This response was given on 12 July 2016

The government is committed to challenging stereotypes around sexual violence to ensure that people properly understand the importance of consent.

Read the response in full

Education has a vital role to play in encouraging young people to build healthy relationships, and to identify those relationships which are unhealthy.

The government is clear that appropriate sex and relationship guidance (SRE) is essential for children’s development and preparation for responsible adult life. SRE must be taught in all maintained secondary schools and we believe that most secondary academies and many primary schools also teach it. When any school provides SRE they have a statutory duty to have regard to the Secretary of State’s statutory Sex and Relationship Education Guidance (2000). You may find the guidance online at
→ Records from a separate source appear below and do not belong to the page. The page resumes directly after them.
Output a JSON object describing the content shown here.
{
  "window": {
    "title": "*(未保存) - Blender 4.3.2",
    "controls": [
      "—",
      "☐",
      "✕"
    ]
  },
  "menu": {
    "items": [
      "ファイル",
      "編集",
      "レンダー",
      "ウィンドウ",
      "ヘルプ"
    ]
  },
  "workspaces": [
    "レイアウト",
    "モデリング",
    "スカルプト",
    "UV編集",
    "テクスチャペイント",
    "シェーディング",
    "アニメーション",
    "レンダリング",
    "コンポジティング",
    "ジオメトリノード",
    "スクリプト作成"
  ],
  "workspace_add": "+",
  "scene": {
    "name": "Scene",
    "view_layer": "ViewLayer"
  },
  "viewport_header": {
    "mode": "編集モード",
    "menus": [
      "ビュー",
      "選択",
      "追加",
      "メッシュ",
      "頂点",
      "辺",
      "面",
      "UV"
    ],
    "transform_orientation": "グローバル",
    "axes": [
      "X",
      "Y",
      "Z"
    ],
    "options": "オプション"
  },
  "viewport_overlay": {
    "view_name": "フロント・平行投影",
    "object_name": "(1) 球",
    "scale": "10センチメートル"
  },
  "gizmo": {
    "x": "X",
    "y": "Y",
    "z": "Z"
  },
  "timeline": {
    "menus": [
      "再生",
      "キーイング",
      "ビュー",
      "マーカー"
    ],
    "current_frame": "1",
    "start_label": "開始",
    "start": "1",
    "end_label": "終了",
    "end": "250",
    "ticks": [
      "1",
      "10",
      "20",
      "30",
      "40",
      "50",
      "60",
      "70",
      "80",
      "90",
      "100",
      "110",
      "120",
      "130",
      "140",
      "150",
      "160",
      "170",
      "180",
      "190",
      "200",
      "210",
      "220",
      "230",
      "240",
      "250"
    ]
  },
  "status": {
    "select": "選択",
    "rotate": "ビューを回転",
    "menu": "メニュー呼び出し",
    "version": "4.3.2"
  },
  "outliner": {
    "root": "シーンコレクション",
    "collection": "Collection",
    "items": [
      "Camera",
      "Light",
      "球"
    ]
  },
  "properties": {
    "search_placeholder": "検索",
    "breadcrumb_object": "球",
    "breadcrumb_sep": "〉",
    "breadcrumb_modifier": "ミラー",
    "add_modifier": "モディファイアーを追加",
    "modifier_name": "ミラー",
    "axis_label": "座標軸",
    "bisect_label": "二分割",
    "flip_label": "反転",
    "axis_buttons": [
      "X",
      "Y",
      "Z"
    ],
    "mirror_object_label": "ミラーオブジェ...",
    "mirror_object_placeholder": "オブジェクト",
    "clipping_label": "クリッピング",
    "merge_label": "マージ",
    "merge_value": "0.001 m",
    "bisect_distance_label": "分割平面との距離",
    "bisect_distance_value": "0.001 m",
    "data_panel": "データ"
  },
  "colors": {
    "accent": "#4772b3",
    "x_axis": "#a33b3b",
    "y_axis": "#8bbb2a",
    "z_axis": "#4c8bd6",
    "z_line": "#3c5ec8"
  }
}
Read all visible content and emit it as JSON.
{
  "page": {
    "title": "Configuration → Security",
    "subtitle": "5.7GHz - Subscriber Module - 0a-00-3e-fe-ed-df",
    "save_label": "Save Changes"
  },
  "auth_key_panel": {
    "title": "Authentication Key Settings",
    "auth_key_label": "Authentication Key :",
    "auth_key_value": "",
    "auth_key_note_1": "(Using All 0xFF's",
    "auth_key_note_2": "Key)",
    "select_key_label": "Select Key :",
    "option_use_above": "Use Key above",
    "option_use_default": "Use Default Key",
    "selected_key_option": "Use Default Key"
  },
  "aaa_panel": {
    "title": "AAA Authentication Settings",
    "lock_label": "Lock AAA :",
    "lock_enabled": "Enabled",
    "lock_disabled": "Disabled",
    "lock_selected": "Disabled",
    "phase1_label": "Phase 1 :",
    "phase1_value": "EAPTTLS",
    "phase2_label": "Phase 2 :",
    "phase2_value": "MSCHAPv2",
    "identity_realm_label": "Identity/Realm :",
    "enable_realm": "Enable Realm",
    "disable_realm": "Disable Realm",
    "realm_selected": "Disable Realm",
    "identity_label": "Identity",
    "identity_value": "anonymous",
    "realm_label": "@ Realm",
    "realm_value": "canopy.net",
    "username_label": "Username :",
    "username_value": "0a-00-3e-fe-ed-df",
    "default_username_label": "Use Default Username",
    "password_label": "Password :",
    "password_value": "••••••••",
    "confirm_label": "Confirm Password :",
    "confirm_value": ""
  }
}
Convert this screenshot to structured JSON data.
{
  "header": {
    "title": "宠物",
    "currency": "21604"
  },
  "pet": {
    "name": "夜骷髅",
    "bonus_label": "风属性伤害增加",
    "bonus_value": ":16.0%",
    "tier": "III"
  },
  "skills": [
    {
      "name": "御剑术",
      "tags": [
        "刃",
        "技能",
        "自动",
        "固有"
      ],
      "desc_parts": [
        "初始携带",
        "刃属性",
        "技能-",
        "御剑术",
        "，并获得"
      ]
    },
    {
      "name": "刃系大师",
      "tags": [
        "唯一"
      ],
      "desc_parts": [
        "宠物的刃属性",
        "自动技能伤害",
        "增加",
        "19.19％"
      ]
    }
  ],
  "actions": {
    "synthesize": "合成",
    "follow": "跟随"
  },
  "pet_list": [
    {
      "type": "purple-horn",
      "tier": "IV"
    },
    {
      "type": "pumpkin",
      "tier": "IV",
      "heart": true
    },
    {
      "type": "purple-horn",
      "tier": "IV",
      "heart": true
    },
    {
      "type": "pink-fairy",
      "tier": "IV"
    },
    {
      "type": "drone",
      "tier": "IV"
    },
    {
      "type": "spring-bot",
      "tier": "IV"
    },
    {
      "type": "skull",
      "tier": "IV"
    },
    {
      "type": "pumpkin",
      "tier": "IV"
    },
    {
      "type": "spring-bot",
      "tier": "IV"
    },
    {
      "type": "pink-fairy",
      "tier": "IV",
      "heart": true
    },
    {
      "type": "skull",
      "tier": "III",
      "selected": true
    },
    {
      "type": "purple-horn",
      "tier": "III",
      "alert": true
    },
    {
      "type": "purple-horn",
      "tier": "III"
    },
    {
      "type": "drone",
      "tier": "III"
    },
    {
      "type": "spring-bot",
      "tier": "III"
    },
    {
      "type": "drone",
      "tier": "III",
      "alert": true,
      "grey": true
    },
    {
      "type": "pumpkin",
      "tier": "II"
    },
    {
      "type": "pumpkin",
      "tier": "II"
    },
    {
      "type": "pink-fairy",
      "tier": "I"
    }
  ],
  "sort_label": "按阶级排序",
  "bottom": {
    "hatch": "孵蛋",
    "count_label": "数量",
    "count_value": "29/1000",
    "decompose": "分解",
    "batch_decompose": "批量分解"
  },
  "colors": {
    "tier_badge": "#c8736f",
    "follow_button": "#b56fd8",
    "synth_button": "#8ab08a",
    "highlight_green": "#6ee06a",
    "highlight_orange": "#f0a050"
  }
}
The statutory guidance makes clear that all sex and relationship education should be age-appropriate and that schools should ensure young people develop positive values and a moral framework that will guide their decisions, judgments and behaviour.

Personal, social, health and economic (PSHE) education can also provide an effective way of equipping pupils with the knowledge and skills to understand and manage difficult situations, recognise and manage risk, make safer choices, and recognise when pressure from others threatens their personal safety and wellbeing. It can also help them develop effective ways of resisting pressures, including knowing when, where and how to get help. We expect all schools to teach PSHE, and we are looking at ways of improving the status and provision of the subject across all schools.

The government commissioned the PSHE Association to produce guidance for teachers on teaching about consent which was published in March 2015. It can be found online at:

The Home Office and Government Equalities Office have funded £3.85 million to develop and run the ‘Disrespect NoBody’ campaign to tackle abuse within teenage relationships. The Disrespect NoBody campaign follows on from the acclaimed ‘This is Abuse’ campaign, which since 2010 has encouraged teenagers to rethink their views of violence, controlling behaviour and what consent means within their relationships – thereby helping to challenge attitudes which can underpin violence against women and girls.

Department for Education